First history-pruning chain

The author further improved on the design Satoshi and Red discussed. Not only did design make it possible to verify both the preservation of amount balances and spending proofs to new commitments but it also allowed us to forget every single spent commitment completely (which includes its creation) while retaining the same security model as Bitcoin. It’s hard to believe we could prune every spent commitment as if it never existed and still be able to verify the chain history had only valid transactions.


It turns out that this detail also reduces the whole chain to a single transaction creating the entire UTXO set. Since the chain is now also a transaction, the same formula that allows us to verify a transaction is well balanced can also be used as a total supply audit as well as a proof that every single transaction in history came with a valid signature from its owner. Perhaps the most surprising thing in this design is that a transaction, a block and the chain itself are the same construction. The chain is just a very large transaction whose created commitments are exactly the UTXO set. Beautiful.

We now have an answer to a great question

Red continued the discussion and in a conversation with user ByteCoin said

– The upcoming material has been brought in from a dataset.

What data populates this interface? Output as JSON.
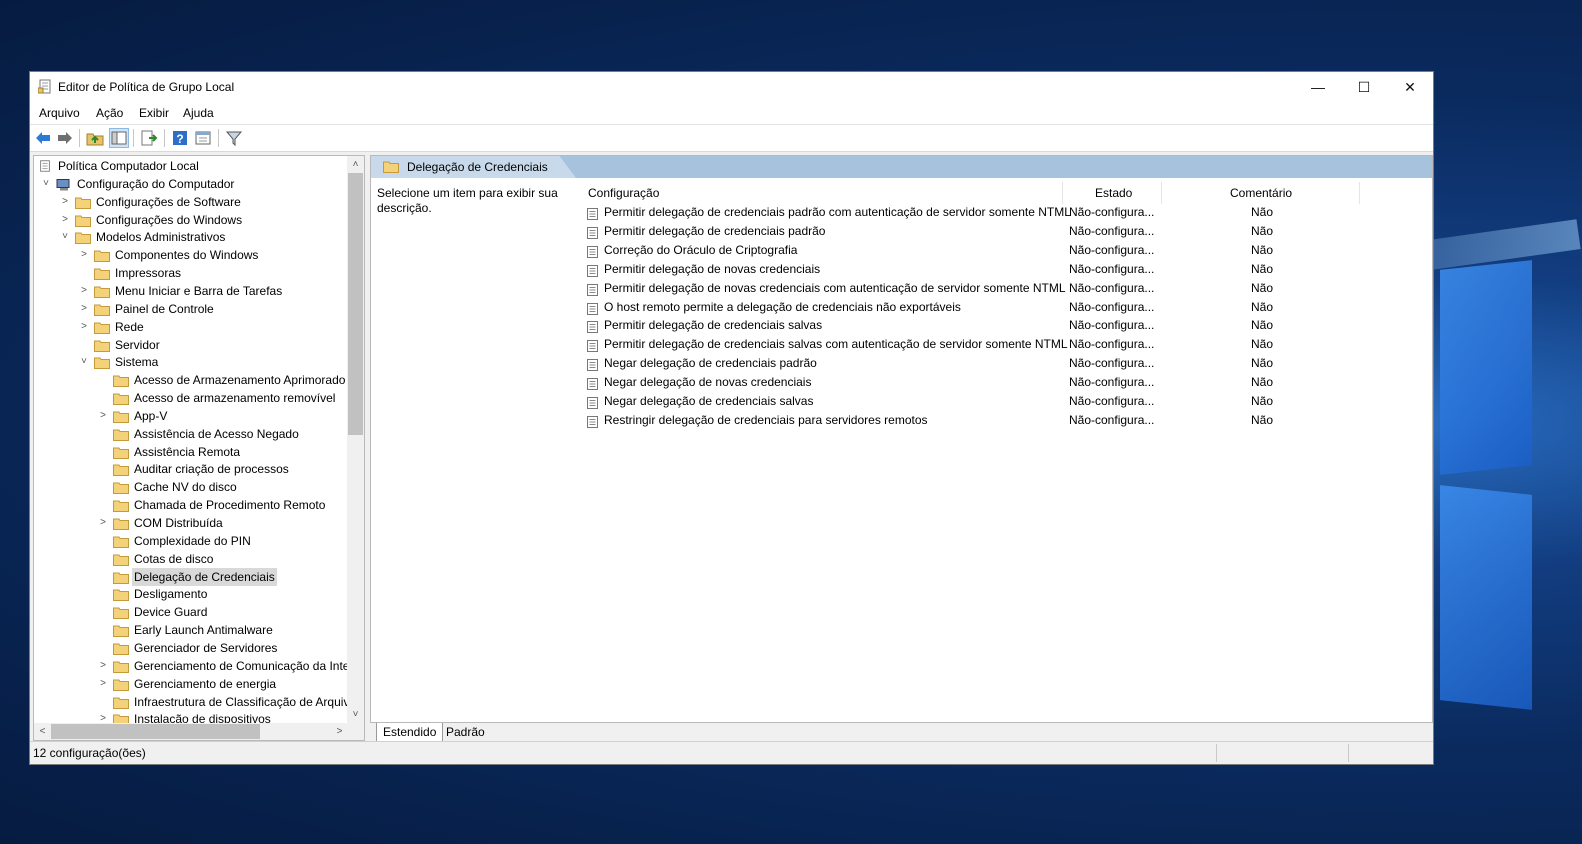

Rather it is a question about what could be possible, and what couldn’t be possible. The general question is, could the block list be/have been implemented in a way that didn’t store the full transactions in the list? The answer could very well be, no. But your saying, “The public has to see the transactions to verify them.” Does not make that so.

Surprisingly, this turned out to be possible. A solution was found that blurs the transaction lines, allows blind commitment verification, doesn’t require storing the vast majority of the block data and more. Red seems to have had a great intuition about a possible blockchain format very early on. A format even Satoshi considered superior.

Hopefully this puts a context around Satoshi’s comment and explains what it really referred to. If you’re interested in more details about how the commitment-based chain construction achieves this, you can read more about it here.